== Task directions ==
Copy out the lines below that hold the word "include".

□ □ □ □ □

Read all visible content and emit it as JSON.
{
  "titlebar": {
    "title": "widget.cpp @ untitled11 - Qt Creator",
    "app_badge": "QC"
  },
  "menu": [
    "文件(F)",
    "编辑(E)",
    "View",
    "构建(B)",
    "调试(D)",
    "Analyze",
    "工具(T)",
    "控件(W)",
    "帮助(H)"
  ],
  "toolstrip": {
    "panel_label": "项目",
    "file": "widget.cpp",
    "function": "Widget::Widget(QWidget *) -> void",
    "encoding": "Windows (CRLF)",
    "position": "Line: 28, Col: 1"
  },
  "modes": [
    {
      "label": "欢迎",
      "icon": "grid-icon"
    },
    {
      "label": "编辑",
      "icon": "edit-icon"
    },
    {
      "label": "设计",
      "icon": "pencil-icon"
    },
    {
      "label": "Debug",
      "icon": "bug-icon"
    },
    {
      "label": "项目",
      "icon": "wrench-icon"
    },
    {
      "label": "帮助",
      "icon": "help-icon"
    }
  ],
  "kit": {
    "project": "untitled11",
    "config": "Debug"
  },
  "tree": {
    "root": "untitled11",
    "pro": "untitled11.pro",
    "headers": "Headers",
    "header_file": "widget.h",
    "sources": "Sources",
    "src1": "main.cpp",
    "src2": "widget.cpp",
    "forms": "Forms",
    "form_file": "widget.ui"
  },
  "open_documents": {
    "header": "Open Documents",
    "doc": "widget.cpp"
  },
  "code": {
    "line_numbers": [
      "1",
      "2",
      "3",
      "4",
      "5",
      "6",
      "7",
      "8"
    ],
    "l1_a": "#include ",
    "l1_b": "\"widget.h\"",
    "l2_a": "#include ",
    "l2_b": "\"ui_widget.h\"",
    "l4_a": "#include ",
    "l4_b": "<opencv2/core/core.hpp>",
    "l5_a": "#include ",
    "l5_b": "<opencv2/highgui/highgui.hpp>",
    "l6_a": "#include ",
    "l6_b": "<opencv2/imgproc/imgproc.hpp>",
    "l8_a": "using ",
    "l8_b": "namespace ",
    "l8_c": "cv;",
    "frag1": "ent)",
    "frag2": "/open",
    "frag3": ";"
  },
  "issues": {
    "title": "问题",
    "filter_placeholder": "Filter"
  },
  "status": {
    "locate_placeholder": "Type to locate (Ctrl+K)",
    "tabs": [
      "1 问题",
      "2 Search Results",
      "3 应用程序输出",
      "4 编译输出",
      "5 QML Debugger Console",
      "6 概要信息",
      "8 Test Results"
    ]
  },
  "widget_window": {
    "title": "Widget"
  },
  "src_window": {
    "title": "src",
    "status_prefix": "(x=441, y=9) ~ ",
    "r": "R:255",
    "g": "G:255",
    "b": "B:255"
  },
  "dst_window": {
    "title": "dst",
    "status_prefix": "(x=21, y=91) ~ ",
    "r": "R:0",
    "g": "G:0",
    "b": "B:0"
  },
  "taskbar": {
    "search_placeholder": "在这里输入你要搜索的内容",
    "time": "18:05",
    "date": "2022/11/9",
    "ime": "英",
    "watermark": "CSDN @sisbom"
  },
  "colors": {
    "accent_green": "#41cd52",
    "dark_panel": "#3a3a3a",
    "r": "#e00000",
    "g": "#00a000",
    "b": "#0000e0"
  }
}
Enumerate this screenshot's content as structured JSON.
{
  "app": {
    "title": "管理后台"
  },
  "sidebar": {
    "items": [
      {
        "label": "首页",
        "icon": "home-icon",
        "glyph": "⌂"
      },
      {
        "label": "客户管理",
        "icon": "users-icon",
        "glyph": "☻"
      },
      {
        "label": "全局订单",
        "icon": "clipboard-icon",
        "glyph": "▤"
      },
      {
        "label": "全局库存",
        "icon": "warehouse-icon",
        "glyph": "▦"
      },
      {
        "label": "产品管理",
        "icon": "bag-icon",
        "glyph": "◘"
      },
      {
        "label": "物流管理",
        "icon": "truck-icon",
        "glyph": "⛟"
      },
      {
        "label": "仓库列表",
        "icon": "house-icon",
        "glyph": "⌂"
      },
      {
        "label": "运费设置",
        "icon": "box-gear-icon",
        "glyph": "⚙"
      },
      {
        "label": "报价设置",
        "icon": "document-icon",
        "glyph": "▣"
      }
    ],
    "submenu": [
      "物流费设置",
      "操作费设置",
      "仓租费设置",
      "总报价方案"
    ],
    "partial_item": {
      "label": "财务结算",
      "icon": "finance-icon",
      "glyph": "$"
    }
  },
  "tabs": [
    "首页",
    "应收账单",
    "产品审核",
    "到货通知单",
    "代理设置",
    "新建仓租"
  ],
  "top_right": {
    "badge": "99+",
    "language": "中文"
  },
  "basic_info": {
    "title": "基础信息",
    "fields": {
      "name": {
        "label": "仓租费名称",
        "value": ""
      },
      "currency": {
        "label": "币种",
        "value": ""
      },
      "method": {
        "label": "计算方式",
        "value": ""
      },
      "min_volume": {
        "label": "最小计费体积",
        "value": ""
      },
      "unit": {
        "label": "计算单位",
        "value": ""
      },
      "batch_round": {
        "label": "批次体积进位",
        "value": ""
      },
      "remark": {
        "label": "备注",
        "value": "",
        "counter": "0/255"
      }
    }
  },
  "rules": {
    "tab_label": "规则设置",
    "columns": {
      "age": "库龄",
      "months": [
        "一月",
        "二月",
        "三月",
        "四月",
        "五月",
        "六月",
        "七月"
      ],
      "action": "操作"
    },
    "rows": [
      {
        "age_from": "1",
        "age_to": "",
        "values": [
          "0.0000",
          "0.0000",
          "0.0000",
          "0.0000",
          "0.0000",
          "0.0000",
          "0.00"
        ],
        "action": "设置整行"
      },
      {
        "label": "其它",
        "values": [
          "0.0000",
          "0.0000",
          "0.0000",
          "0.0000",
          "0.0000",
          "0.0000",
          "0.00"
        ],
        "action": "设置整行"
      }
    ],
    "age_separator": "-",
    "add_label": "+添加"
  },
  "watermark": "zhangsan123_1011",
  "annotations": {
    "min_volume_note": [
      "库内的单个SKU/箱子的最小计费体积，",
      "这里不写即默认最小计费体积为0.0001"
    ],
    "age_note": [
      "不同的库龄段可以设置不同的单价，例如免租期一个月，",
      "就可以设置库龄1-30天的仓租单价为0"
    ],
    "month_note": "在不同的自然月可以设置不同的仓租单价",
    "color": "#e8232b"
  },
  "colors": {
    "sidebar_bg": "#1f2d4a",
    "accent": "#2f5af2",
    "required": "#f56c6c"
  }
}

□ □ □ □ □

== Output for this exercise ==
    "l1_a": "#include ",
    "l2_a": "#include ",
    "l4_a": "#include ",
    "l5_a": "#include ",
    "l6_a": "#include ",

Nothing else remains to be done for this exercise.